Goal of the exercise = Retype the entries exactly, keeping every line intact.

Provided data =
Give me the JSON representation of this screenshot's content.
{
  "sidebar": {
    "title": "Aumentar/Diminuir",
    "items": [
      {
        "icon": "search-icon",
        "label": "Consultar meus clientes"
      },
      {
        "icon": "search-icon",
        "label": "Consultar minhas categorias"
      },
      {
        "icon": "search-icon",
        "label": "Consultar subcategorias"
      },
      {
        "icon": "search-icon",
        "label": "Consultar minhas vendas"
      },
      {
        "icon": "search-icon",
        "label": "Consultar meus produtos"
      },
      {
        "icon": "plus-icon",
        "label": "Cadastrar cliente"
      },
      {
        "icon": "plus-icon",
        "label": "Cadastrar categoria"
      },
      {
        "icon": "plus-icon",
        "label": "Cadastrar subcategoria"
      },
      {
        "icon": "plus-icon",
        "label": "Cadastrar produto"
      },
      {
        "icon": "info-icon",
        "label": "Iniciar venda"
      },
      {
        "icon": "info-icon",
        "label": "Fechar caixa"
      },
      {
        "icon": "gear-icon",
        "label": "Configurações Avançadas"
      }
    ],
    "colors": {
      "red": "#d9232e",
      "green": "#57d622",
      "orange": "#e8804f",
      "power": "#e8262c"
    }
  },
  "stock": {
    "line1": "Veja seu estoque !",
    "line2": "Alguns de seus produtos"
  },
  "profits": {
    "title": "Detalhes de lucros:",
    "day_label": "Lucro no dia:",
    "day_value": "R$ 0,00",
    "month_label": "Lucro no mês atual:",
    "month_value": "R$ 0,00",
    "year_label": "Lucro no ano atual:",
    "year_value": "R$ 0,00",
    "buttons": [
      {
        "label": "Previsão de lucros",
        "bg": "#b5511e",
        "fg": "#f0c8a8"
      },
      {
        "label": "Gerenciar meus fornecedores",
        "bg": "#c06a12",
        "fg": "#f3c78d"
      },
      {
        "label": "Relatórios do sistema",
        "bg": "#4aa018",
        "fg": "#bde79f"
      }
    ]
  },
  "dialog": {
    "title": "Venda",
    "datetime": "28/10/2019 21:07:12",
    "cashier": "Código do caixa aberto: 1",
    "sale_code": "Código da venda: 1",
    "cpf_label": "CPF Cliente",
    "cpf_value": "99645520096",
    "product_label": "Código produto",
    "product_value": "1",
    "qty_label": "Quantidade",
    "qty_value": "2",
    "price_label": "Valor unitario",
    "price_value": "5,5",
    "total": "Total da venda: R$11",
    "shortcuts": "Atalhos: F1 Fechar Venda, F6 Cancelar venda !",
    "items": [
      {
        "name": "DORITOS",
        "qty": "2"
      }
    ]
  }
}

Answer section =
Give me the JSON representation of this screenshot's content.
{
  "sidebar": {
    "title": "Aumentar/Diminuir",
    "items": [
      {
        "icon": "search-icon",
        "label": "Consultar meus clientes"
      },
      {
        "icon": "search-icon",
        "label": "Consultar minhas categorias"
      },
      {
        "icon": "search-icon",
        "label": "Consultar subcategorias"
      },
      {
        "icon": "search-icon",
        "label": "Consultar minhas vendas"
      },
      {
        "icon": "search-icon",
        "label": "Consultar meus produtos"
      },
      {
        "icon": "plus-icon",
        "label": "Cadastrar cliente"
      },
      {
        "icon": "plus-icon",
        "label": "Cadastrar categoria"
      },
      {
        "icon": "plus-icon",
        "label": "Cadastrar subcategoria"
      },
      {
        "icon": "plus-icon",
        "label": "Cadastrar produto"
      },
      {
        "icon": "info-icon",
        "label": "Iniciar venda"
      },
      {
        "icon": "info-icon",
        "label": "Fechar caixa"
      },
      {
        "icon": "gear-icon",
        "label": "Configurações Avançadas"
      }
    ],
    "colors": {
      "red": "#d9232e",
      "green": "#57d622",
      "orange": "#e8804f",
      "power": "#e8262c"
    }
  },
  "stock": {
    "line1": "Veja seu estoque !",
    "line2": "Alguns de seus produtos"
  },
  "profits": {
    "title": "Detalhes de lucros:",
    "day_label": "Lucro no dia:",
    "day_value": "R$ 0,00",
    "month_label": "Lucro no mês atual:",
    "month_value": "R$ 0,00",
    "year_label": "Lucro no ano atual:",
    "year_value": "R$ 0,00",
    "buttons": [
      {
        "label": "Previsão de lucros",
        "bg": "#b5511e",
        "fg": "#f0c8a8"
      },
      {
        "label": "Gerenciar meus fornecedores",
        "bg": "#c06a12",
        "fg": "#f3c78d"
      },
      {
        "label": "Relatórios do sistema",
        "bg": "#4aa018",
        "fg": "#bde79f"
      }
    ]
  },
  "dialog": {
    "title": "Venda",
    "datetime": "28/10/2019 21:07:12",
    "cashier": "Código do caixa aberto: 1",
    "sale_code": "Código da venda: 1",
    "cpf_label": "CPF Cliente",
    "cpf_value": "99645520096",
    "product_label": "Código produto",
    "product_value": "1",
    "qty_label": "Quantidade",
    "qty_value": "2",
    "price_label": "Valor unitario",
    "price_value": "5,5",
    "total": "Total da venda: R$11",
    "shortcuts": "Atalhos: F1 Fechar Venda, F6 Cancelar venda !",
    "items": [
      {
        "name": "DORITOS",
        "qty": "2"
      }
    ]
  }
}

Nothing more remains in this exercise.